Amid Disaster, China Races Onward
In the Chicago Tribune, Evan Osnos writes about China’s two worlds: the rapidly developing urban centers and the countryside, which is still lagging behind and which is bearing the bulk of the earthquake’s destruction:
The remarkable thing about the two worlds unfolding in China this week is how they exist in parallel, a case study in a nation divided between its past and its present.
One of the subtexts to the earthquake is that it hit China’s rural heartland, the high hills of Sichuan province, which are a galaxy away from the city. Many villages are still built out of stone and wood and clay, while many others have upgraded to light construction–concrete, white-tile exteriors, sheets of blue glass–or, if they have a bit more money, countryside versions of city apartment blocks.
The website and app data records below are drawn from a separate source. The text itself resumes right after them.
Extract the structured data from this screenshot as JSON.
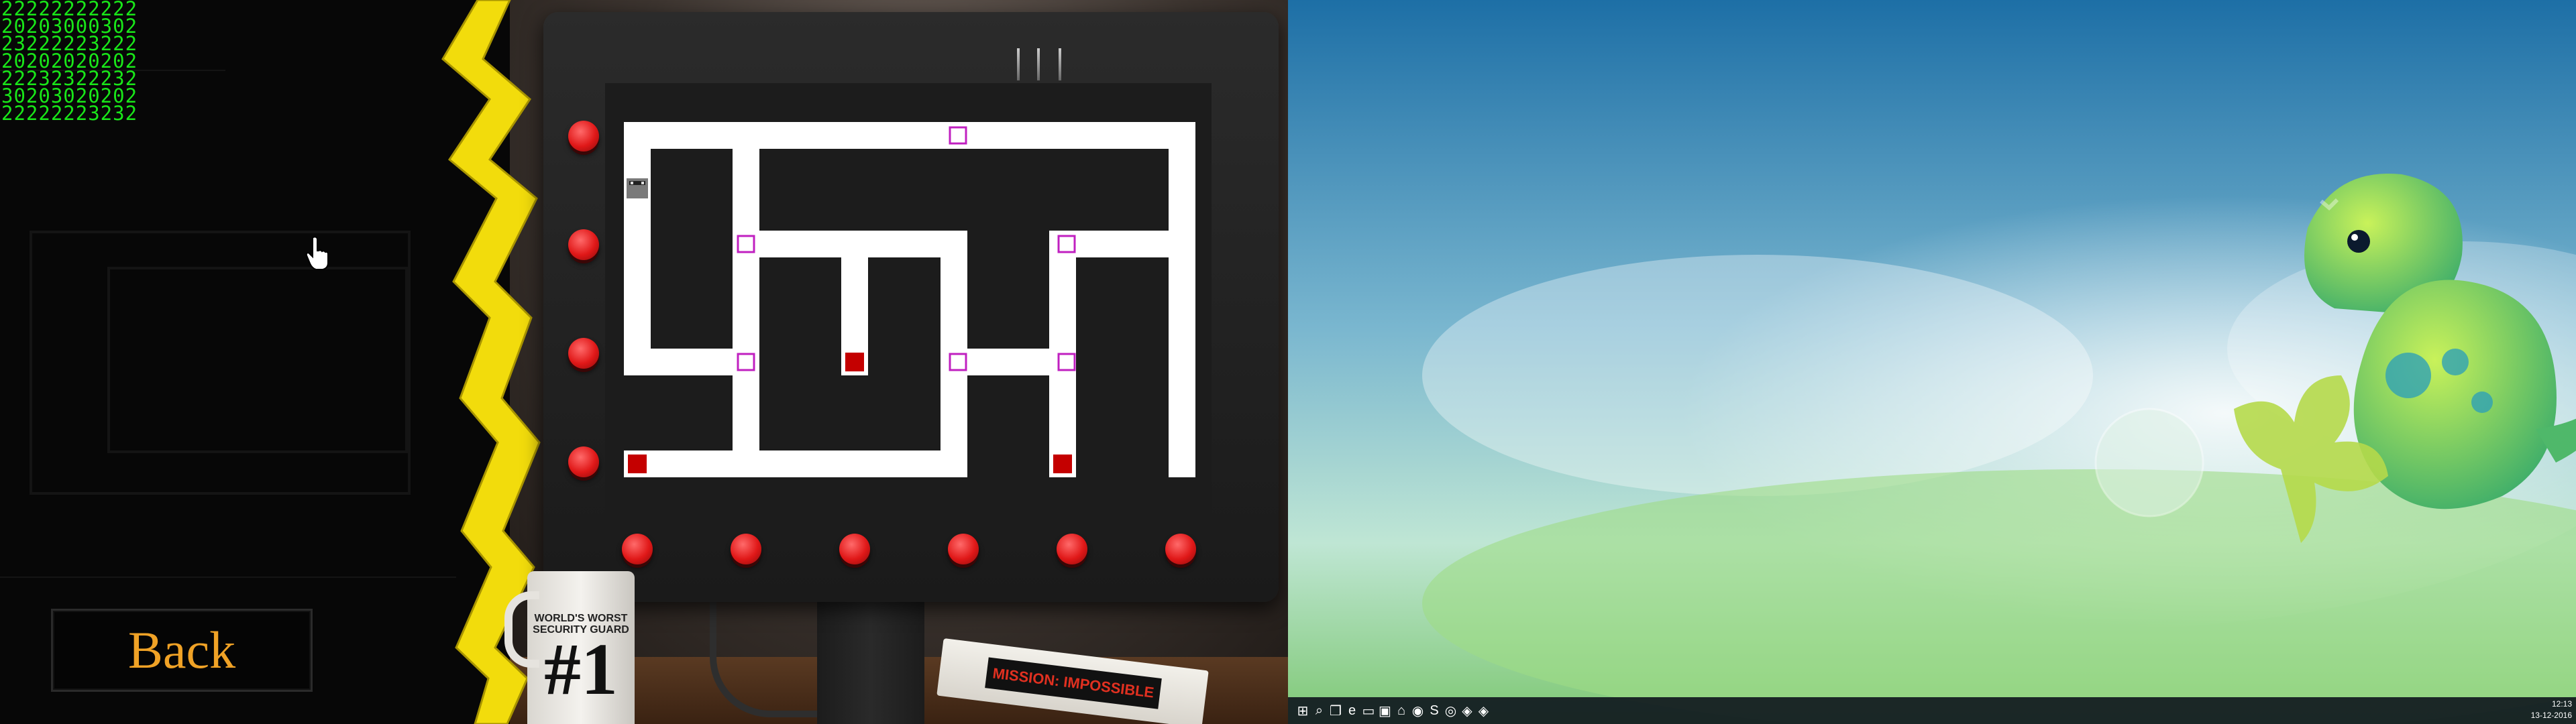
{
  "game": {
    "code_grid": [
      "22222222222",
      "20203000302",
      "23222223222",
      "20202020202",
      "22232322232",
      "30203020202",
      "22222223232"
    ],
    "back_label": "Back",
    "mug_caption": "WORLD'S WORST SECURITY GUARD",
    "mug_number": "#1",
    "vhs_title": "MISSION: IMPOSSIBLE",
    "colors": {
      "code_text": "#19e619",
      "back_text": "#f0a226",
      "bolt": "#f2dc0c",
      "maze_path": "#ffffff",
      "maze_wall": "#1c1c1c",
      "gate": "#c020c0",
      "hazard": "#c40000",
      "button": "#e01818"
    }
  },
  "desktop": {
    "taskbar_icons": [
      {
        "name": "windows-start-icon",
        "glyph": "⊞"
      },
      {
        "name": "search-icon",
        "glyph": "⌕"
      },
      {
        "name": "task-view-icon",
        "glyph": "❐"
      },
      {
        "name": "edge-browser-icon",
        "glyph": "e"
      },
      {
        "name": "file-explorer-icon",
        "glyph": "▭"
      },
      {
        "name": "store-icon",
        "glyph": "▣"
      },
      {
        "name": "home-icon",
        "glyph": "⌂"
      },
      {
        "name": "firefox-icon",
        "glyph": "◉"
      },
      {
        "name": "skype-icon",
        "glyph": "S"
      },
      {
        "name": "chrome-icon",
        "glyph": "◎"
      },
      {
        "name": "nvidia-icon",
        "glyph": "◈"
      },
      {
        "name": "nvidia-active-icon",
        "glyph": "◈"
      }
    ],
    "clock_time": "12:13",
    "clock_date": "13-12-2016"
  }
}
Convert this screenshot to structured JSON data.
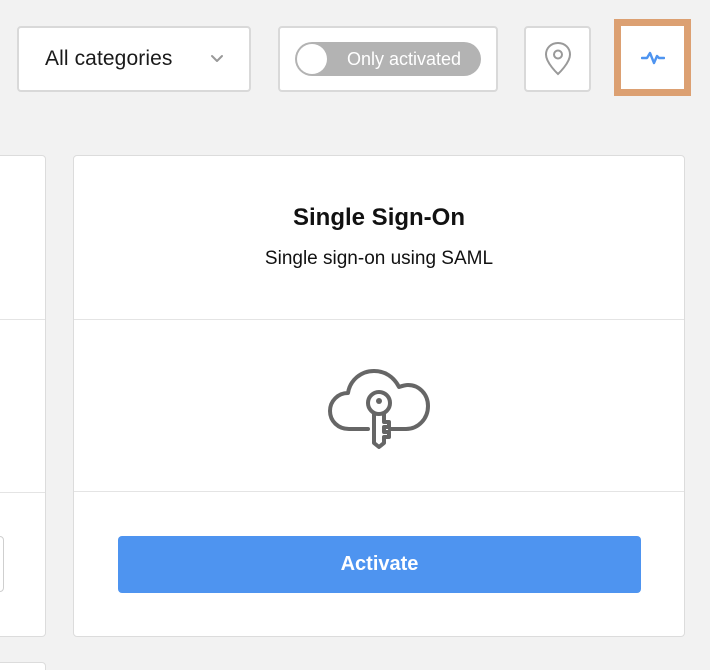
{
  "toolbar": {
    "category_select": {
      "value": "All categories"
    },
    "activation_toggle": {
      "label": "Only activated",
      "on": false
    },
    "location_button_icon": "map-pin-icon",
    "activity_button_icon": "activity-pulse-icon"
  },
  "card": {
    "title": "Single Sign-On",
    "subtitle": "Single sign-on using SAML",
    "icon": "cloud-key-icon",
    "action_label": "Activate"
  },
  "colors": {
    "primary": "#4e94f0",
    "toggle_off": "#b3b3b3",
    "focus_outline": "#dca072",
    "icon_gray": "#666666"
  }
}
None of them are very permanent and their residents complain that in the best of circumstances their hard-won new homes don’t stand the test of time.
Who knows whether buildings in the city ever would have survived any better–indeed, it is one of the unspoken blessings that this quake did not hit one of China’s megacities–but the fact is that the massive death toll unfolding in the countryside produced the unmistakable and tragic scenes of the developing world. Meanwhile, just 30 miles down a ribbon of freshly-laid highway, the new China is continuing on with remarkable normalcy.